“Like you said before this isn’t a game. It’s an experience. What I know about gaming is probably not going to be as useful as it may seem.”
“Maybe not, but I know you well enough to see the choices you’d pick, and you’d definitely go for something more complicated than I would. Probably something post-apoc, maybe with another genre, setting it to hard, because you like to make things complicated for yourself.” Her eyes met with mine, and I smiled. “Also something survival, as you love survival games.”
“Yeah, I probably would, but, like I said, this is your game. We go with what makes the most sense for you, rather than throw us into the kind of game I’d play.”
For a moment she was silent. “How about we go for a mix of the two? Survival can have similar elements.”
“It can, but that all links in to being able to live in the world, and I think I’d like something a little simpler, if we’re going to be working together.”
She raised an eyebrow. “You’d like something simpler?”
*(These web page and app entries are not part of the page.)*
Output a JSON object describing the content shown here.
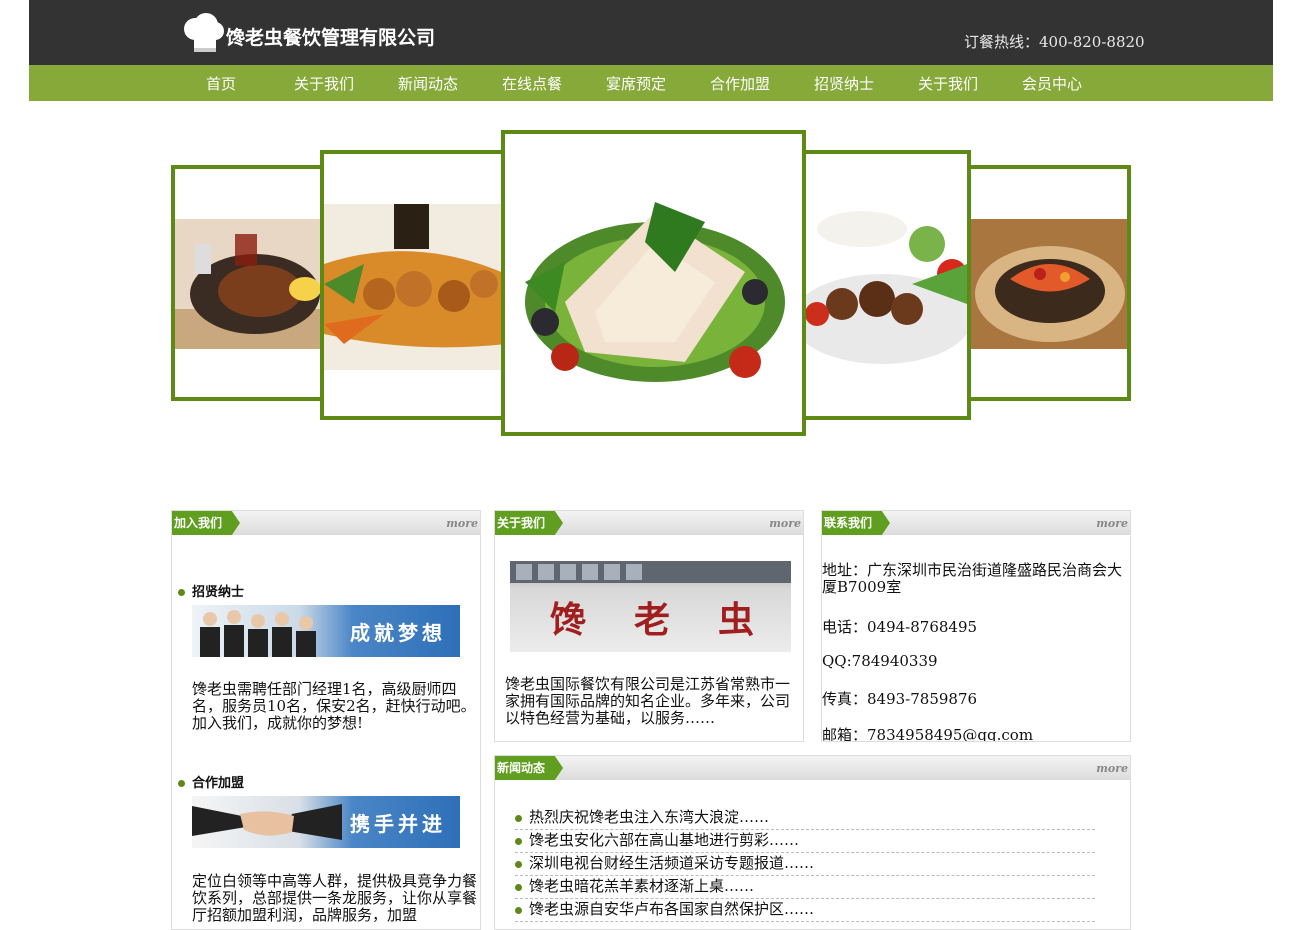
{
  "header": {
    "logo_text": "馋老虫餐饮管理有限公司",
    "hotline": "订餐热线：400-820-8820"
  },
  "nav": {
    "items": [
      "首页",
      "关于我们",
      "新闻动态",
      "在线点餐",
      "宴席预定",
      "合作加盟",
      "招贤纳士",
      "关于我们",
      "会员中心"
    ]
  },
  "colors": {
    "header_bg": "#333333",
    "nav_bg": "#86a93a",
    "accent": "#5d8a14",
    "tab": "#5f9e1f"
  },
  "join": {
    "tab": "加入我们",
    "more": "more",
    "recruit_title": "招贤纳士",
    "recruit_banner": "成就梦想",
    "recruit_text": "馋老虫需聘任部门经理1名，高级厨师四名，服务员10名，保安2名，赶快行动吧。",
    "recruit_text2": "加入我们，成就你的梦想!",
    "franchise_title": "合作加盟",
    "franchise_banner": "携手并进",
    "franchise_text": "定位白领等中高等人群，提供极具竞争力餐饮系列，总部提供一条龙服务，让你从享餐厅招额加盟利润，品牌服务，加盟"
  },
  "about": {
    "tab": "关于我们",
    "more": "more",
    "sign_text": "馋老虫",
    "text": "馋老虫国际餐饮有限公司是江苏省常熟市一家拥有国际品牌的知名企业。多年来，公司以特色经营为基础，以服务……"
  },
  "contact": {
    "tab": "联系我们",
    "more": "more",
    "address": "地址：广东深圳市民治街道隆盛路民治商会大厦B7009室",
    "phone": "电话：0494-8768495",
    "qq": "QQ:784940339",
    "fax": "传真：8493-7859876",
    "email": "邮箱：7834958495@qq.com"
  },
  "news": {
    "tab": "新闻动态",
    "more": "more",
    "items": [
      "热烈庆祝馋老虫注入东湾大浪淀……",
      "馋老虫安化六部在高山基地进行剪彩……",
      "深圳电视台财经生活频道采访专题报道……",
      "馋老虫暗花羔羊素材逐渐上桌……",
      "馋老虫源自安华卢布各国家自然保护区……"
    ]
  }
}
“Cooperative games are always different to solo. Solo survival would probably be easier than coop to begin with, especially as I have no idea what I’m doing, and then once I know things a little better I could teach someone else.”
Nodding, again, Teri looked back at the list. “Yeah, I can go with that. So you’d be happy to go with the world I’d pick?”
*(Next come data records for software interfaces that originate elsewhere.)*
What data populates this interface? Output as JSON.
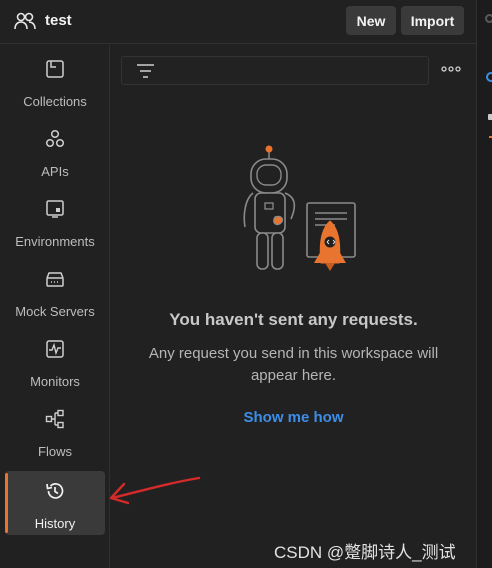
{
  "header": {
    "workspace_icon": "team-users-icon",
    "workspace_name": "test",
    "new_label": "New",
    "import_label": "Import"
  },
  "sidebar": {
    "items": [
      {
        "label": "Collections",
        "icon": "collections-icon",
        "active": false
      },
      {
        "label": "APIs",
        "icon": "apis-icon",
        "active": false
      },
      {
        "label": "Environments",
        "icon": "environments-icon",
        "active": false
      },
      {
        "label": "Mock Servers",
        "icon": "mock-servers-icon",
        "active": false
      },
      {
        "label": "Monitors",
        "icon": "monitors-icon",
        "active": false
      },
      {
        "label": "Flows",
        "icon": "flows-icon",
        "active": false
      },
      {
        "label": "History",
        "icon": "history-icon",
        "active": true
      }
    ]
  },
  "main": {
    "filter_icon": "filter-icon",
    "more_icon": "more-options-icon",
    "empty_title": "You haven't sent any requests.",
    "empty_text": "Any request you send in this workspace will appear here.",
    "show_link": "Show me how"
  },
  "annotation": {
    "arrow_color": "#d42a2a"
  },
  "watermark": "CSDN @蹩脚诗人_测试",
  "colors": {
    "accent_orange": "#e8742f",
    "link_blue": "#3d8ee8",
    "background": "#212121"
  }
}
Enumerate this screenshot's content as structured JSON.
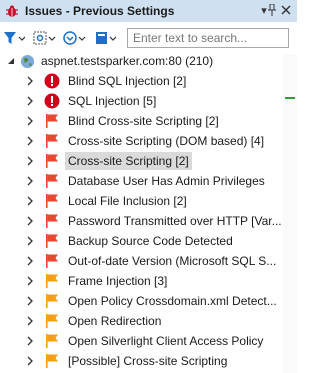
{
  "window": {
    "title": "Issues - Previous Settings"
  },
  "search": {
    "placeholder": "Enter text to search..."
  },
  "toolbar": {
    "icons": [
      "filter-icon",
      "settings-icon",
      "group-icon",
      "view-icon"
    ]
  },
  "tree": {
    "root": {
      "label": "aspnet.testsparker.com:80 (210)",
      "icon": "globe-icon"
    },
    "items": [
      {
        "label": "Blind SQL Injection [2]",
        "severity": "critical",
        "color": "#d0021b"
      },
      {
        "label": "SQL Injection [5]",
        "severity": "critical",
        "color": "#d0021b"
      },
      {
        "label": "Blind Cross-site Scripting [2]",
        "severity": "high",
        "color": "#e8482e"
      },
      {
        "label": "Cross-site Scripting (DOM based) [4]",
        "severity": "high",
        "color": "#e8482e"
      },
      {
        "label": "Cross-site Scripting [2]",
        "severity": "high",
        "color": "#e8482e",
        "selected": true
      },
      {
        "label": "Database User Has Admin Privileges",
        "severity": "high",
        "color": "#e8482e"
      },
      {
        "label": "Local File Inclusion [2]",
        "severity": "high",
        "color": "#e8482e"
      },
      {
        "label": "Password Transmitted over HTTP [Var...",
        "severity": "high",
        "color": "#e8482e"
      },
      {
        "label": "Backup Source Code Detected",
        "severity": "high",
        "color": "#e8482e"
      },
      {
        "label": "Out-of-date Version (Microsoft SQL S...",
        "severity": "high",
        "color": "#e8482e"
      },
      {
        "label": "Frame Injection [3]",
        "severity": "medium",
        "color": "#f4a012"
      },
      {
        "label": "Open Policy Crossdomain.xml Detect...",
        "severity": "medium",
        "color": "#f4a012"
      },
      {
        "label": "Open Redirection",
        "severity": "medium",
        "color": "#f4a012"
      },
      {
        "label": "Open Silverlight Client Access Policy",
        "severity": "medium",
        "color": "#f4a012"
      },
      {
        "label": "[Possible] Cross-site Scripting",
        "severity": "medium",
        "color": "#f4a012"
      }
    ]
  },
  "colors": {
    "titlebar": "#cfe0f1",
    "selection": "#dadada",
    "scroll_marker": "#2e9e3c"
  }
}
“As a starting place I think it would be best for both of us.”
“Then we’re decided.” She stepped forward to put the game in. The fae created the games for every possible system, so anyone could play them. “I don’t know exactly how this part works, but we’ll see.”
With a whir the system started up, and the next thing I knew I could feel the magic wrapping around me, like it could tell there were two of us there to play the game. Teri reached out to take my hand. I could feel her shaking slightly, as we were drawn in, and the next thing I knew we were standing in front of another screen.
“Please choose your Segiri.” The voice was more natural than I expected. “Input the options for the world you’d like to explore, and then press the create button.”
Teri reached out with her free hand to press the choices we’d agreed on – a sci-fi fantasy farming and building world, normal difficulty, cooperative rather than competitive. Large competitive games, from what I’d heard, was something people were working on, although it wasn’t something I’d ever been all that interested in. If I was playing a game with other people I’d always prefer going for coop. Then again I’d never had much luck with competitive games.
When she pressed the create button everything in front of us changed. It wasn’t the fastest of processes, but eventually the new world was all around us, and a man stood in front of us, looking between the two of us.
“It’s a pleasure to meet you. I’m Austin, and this is your version of Segiri. I’m here to teach you about the game, what you’re going to be doing, and how this will work.” He smiled. “This is a new way of experiencing a different world, so I’ll be with you for a few days, until you’re settled in, before I move on to help guide someone else.”
Studying him, I raked a hand through my hair, trying to work out which question I wanted to ask first. I knew there’d be a guide, but the fact he knew why we were there was interesting. Maybe it was something I should have expected.
“You know this is a game?” Teri sounded confused. “I thought you were created with it.”
“All the guides were. Due to the job we do we needed to know more than the others, especially as there’s a limited number of us. I’ve been there to guide numerous visitors to Segiri, and it’s entirely possible we may meet again, depending on the kinds of worlds you enjoy exploring.”
Nodding, I ran my tongue over my bottom lip. “Every Segiri is different.”
“Of course, but there are only so many elements of these kinds of games which can be changed in a way we’re unable to help guide you during the early days. It makes this a little easier on us.” Austin shrugged. “I’m not going to say this is something I’d have chosen to do, if there was a choice.”